It's a new-found optimism fueled by Republican concerns of looming demographic doom. Following Mitt Romney's defeat, multiple influential conservatives -- such as Charles Krauthammer and Sean Hannity -- are eager to repair GOP fissures with Latinos and have endorsed immigration reform, including amnesty for those in the country illegally, as one way to do that.
"It's one thing to shoot yourself in the foot," Graham said on CBS' "Face The Nation," referring to GOP support among Hispanics. "Just don't reload the gun."
"So I intend not to reload this gun when it comes to Hispanics," he said. "I intend to tear this wall down and pass an immigration reform bill that's an American solution to an American problem. But we have nobody to blame but ourselves when it comes to losing Hispanics.
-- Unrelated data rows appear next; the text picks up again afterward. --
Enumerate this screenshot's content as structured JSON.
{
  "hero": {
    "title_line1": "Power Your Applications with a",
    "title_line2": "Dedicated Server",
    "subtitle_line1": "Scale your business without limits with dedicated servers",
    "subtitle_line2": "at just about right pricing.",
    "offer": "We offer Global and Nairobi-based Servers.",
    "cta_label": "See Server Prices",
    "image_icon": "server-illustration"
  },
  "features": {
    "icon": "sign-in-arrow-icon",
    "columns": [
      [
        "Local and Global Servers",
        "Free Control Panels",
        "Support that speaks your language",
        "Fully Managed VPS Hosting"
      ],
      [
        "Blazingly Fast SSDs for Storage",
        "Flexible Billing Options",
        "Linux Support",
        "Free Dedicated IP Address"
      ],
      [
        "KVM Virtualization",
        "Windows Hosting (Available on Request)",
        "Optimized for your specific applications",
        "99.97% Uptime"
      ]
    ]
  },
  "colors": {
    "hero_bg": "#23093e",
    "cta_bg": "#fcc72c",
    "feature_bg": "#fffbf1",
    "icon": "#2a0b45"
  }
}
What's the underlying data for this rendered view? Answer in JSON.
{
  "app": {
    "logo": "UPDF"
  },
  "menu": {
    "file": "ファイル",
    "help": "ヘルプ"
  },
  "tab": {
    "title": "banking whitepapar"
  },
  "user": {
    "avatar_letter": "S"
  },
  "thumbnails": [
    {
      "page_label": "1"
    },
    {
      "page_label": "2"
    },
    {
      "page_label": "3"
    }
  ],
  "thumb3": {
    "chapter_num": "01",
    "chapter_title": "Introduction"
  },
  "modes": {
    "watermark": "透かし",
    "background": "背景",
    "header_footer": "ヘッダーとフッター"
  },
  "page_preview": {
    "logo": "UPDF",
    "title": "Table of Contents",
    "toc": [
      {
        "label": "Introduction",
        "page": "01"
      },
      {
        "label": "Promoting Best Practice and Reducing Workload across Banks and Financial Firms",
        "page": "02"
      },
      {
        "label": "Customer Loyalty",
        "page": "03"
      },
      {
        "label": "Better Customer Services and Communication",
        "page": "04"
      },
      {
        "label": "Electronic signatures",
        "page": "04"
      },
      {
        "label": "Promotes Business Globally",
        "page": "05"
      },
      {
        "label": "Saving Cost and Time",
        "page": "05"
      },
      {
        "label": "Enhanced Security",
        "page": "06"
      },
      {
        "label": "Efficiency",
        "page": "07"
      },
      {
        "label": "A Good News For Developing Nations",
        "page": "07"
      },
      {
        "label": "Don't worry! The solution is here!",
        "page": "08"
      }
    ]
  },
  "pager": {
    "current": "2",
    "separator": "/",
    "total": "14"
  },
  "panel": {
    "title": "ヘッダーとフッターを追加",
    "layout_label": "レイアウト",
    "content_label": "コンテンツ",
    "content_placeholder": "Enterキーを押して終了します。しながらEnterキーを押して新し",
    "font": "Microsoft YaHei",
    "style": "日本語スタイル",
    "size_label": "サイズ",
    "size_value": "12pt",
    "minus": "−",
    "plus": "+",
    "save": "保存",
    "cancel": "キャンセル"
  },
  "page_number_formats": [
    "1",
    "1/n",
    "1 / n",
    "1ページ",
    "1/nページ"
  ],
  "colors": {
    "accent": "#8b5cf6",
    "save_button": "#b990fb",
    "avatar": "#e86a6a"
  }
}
And we can get them back with some effort on our part."
The two senators began talks early in President Obama's first term for an immigration deal, but Graham pulled out in the spring of 2010 as his party was strengthening its opposition to Obama's agenda. The blueprint included improving border security, cracking down on employers who hire illegal immigrants, clearing the way for immigrants that the country needs, and providing a path to citizenship for undocumented people.
"The Republican Party needs to get it together on its outreach to Latinos, and it's good to hear that Lindsey Graham and Chuck Schumer are going to start advancing comprehensive immigration reform again," said Steve Schmidt, who ran John McCain's 2008 presidential campaign, on the "Meet The Press" roundtable. "Because we have to get this off the table as a political issue for the party."
Schumer was more blunt: "The Republican Party has learned that being anti-immigrant doesn't work for them politically," he said. "And they know it."